━━━━━ Supplied material

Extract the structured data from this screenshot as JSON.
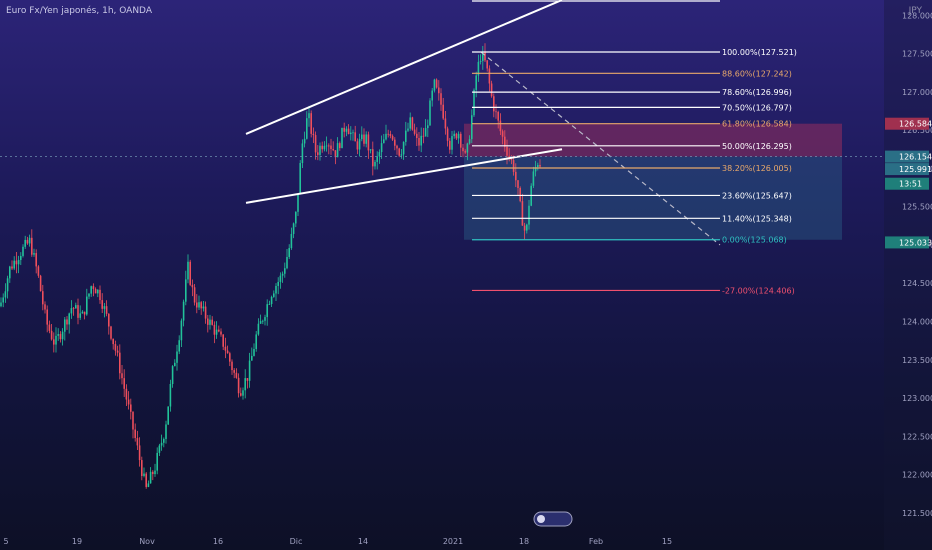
{
  "header": {
    "title": "Euro Fx/Yen japonés, 1h, OANDA",
    "currency": "JPY"
  },
  "chart_data": {
    "type": "candlestick",
    "ylim": [
      121.25,
      128.2
    ],
    "y_ticks": [
      121.5,
      122.0,
      122.5,
      123.0,
      123.5,
      124.0,
      124.5,
      125.0,
      125.5,
      126.0,
      126.5,
      127.0,
      127.5,
      128.0
    ],
    "x_ticks": [
      "5",
      "19",
      "Nov",
      "16",
      "Dic",
      "14",
      "2021",
      "18",
      "Feb",
      "15"
    ],
    "price_path": [
      [
        0,
        124.2
      ],
      [
        10,
        124.7
      ],
      [
        20,
        124.9
      ],
      [
        30,
        125.05
      ],
      [
        38,
        124.6
      ],
      [
        46,
        124.0
      ],
      [
        55,
        123.7
      ],
      [
        62,
        123.9
      ],
      [
        72,
        124.2
      ],
      [
        82,
        124.05
      ],
      [
        92,
        124.5
      ],
      [
        100,
        124.35
      ],
      [
        108,
        124.0
      ],
      [
        118,
        123.5
      ],
      [
        128,
        122.9
      ],
      [
        138,
        122.3
      ],
      [
        146,
        121.8
      ],
      [
        155,
        122.1
      ],
      [
        165,
        122.6
      ],
      [
        172,
        123.3
      ],
      [
        180,
        123.9
      ],
      [
        188,
        124.7
      ],
      [
        194,
        124.3
      ],
      [
        204,
        124.1
      ],
      [
        214,
        123.9
      ],
      [
        224,
        123.7
      ],
      [
        232,
        123.4
      ],
      [
        240,
        123.1
      ],
      [
        248,
        123.3
      ],
      [
        256,
        123.8
      ],
      [
        264,
        124.1
      ],
      [
        272,
        124.4
      ],
      [
        282,
        124.6
      ],
      [
        290,
        125.0
      ],
      [
        296,
        125.4
      ],
      [
        302,
        126.3
      ],
      [
        308,
        126.7
      ],
      [
        316,
        126.2
      ],
      [
        326,
        126.4
      ],
      [
        336,
        126.2
      ],
      [
        346,
        126.6
      ],
      [
        356,
        126.3
      ],
      [
        366,
        126.4
      ],
      [
        374,
        126.0
      ],
      [
        382,
        126.3
      ],
      [
        390,
        126.5
      ],
      [
        400,
        126.2
      ],
      [
        410,
        126.6
      ],
      [
        418,
        126.3
      ],
      [
        426,
        126.5
      ],
      [
        434,
        127.1
      ],
      [
        442,
        126.8
      ],
      [
        450,
        126.3
      ],
      [
        458,
        126.5
      ],
      [
        466,
        126.1
      ],
      [
        472,
        126.7
      ],
      [
        476,
        127.2
      ],
      [
        481,
        127.5
      ],
      [
        486,
        127.35
      ],
      [
        492,
        126.9
      ],
      [
        500,
        126.5
      ],
      [
        508,
        126.2
      ],
      [
        514,
        126.0
      ],
      [
        520,
        125.5
      ],
      [
        526,
        125.1
      ],
      [
        530,
        125.7
      ],
      [
        534,
        125.95
      ],
      [
        538,
        126.1
      ],
      [
        541,
        126.05
      ]
    ],
    "trendlines": [
      {
        "p1": [
          "Dic",
          126.45
        ],
        "p2": [
          "Feb",
          128.2
        ]
      },
      {
        "p1": [
          "Dic",
          125.55
        ],
        "p2": [
          "Feb",
          126.25
        ]
      }
    ],
    "current_price": 126.154,
    "fibonacci": [
      {
        "label": "100.00%(127.521)",
        "level": 127.521,
        "color": "#ffffff"
      },
      {
        "label": "88.60%(127.242)",
        "level": 127.242,
        "color": "#e8a86b"
      },
      {
        "label": "78.60%(126.996)",
        "level": 126.996,
        "color": "#ffffff"
      },
      {
        "label": "70.50%(126.797)",
        "level": 126.797,
        "color": "#ffffff"
      },
      {
        "label": "61.80%(126.584)",
        "level": 126.584,
        "color": "#e8a86b"
      },
      {
        "label": "50.00%(126.295)",
        "level": 126.295,
        "color": "#ffffff"
      },
      {
        "label": "38.20%(126.005)",
        "level": 126.005,
        "color": "#e8a86b"
      },
      {
        "label": "23.60%(125.647)",
        "level": 125.647,
        "color": "#ffffff"
      },
      {
        "label": "11.40%(125.348)",
        "level": 125.348,
        "color": "#ffffff"
      },
      {
        "label": "0.00%(125.068)",
        "level": 125.068,
        "color": "#2fc2c2"
      },
      {
        "label": "-27.00%(124.406)",
        "level": 124.406,
        "color": "#f0506e"
      }
    ],
    "price_tags": [
      {
        "label": "126.584",
        "value": 126.584,
        "color": "#a0304f"
      },
      {
        "label": "126.154",
        "value": 126.154,
        "color": "#2a6f86"
      },
      {
        "label": "125.991",
        "value": 125.991,
        "color": "#2a6f86"
      },
      {
        "label": "13:51",
        "value": 125.8,
        "color": "#1f7f7a"
      },
      {
        "label": "125.033",
        "value": 125.033,
        "color": "#1f7f7a"
      }
    ]
  },
  "axis": {
    "y_labels": [
      "121.500",
      "122.000",
      "122.500",
      "123.000",
      "123.500",
      "124.000",
      "124.500",
      "125.000",
      "125.500",
      "126.000",
      "126.500",
      "127.000",
      "127.500",
      "128.000"
    ]
  }
}
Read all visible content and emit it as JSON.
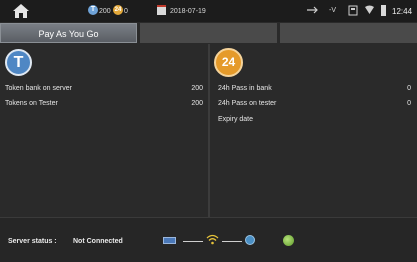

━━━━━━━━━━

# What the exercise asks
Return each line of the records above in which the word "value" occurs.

# Task answer
        "value": 126.584,
        "value": 126.154,
        "value": 125.991,
        "value": 125.8,
        "value": 125.033,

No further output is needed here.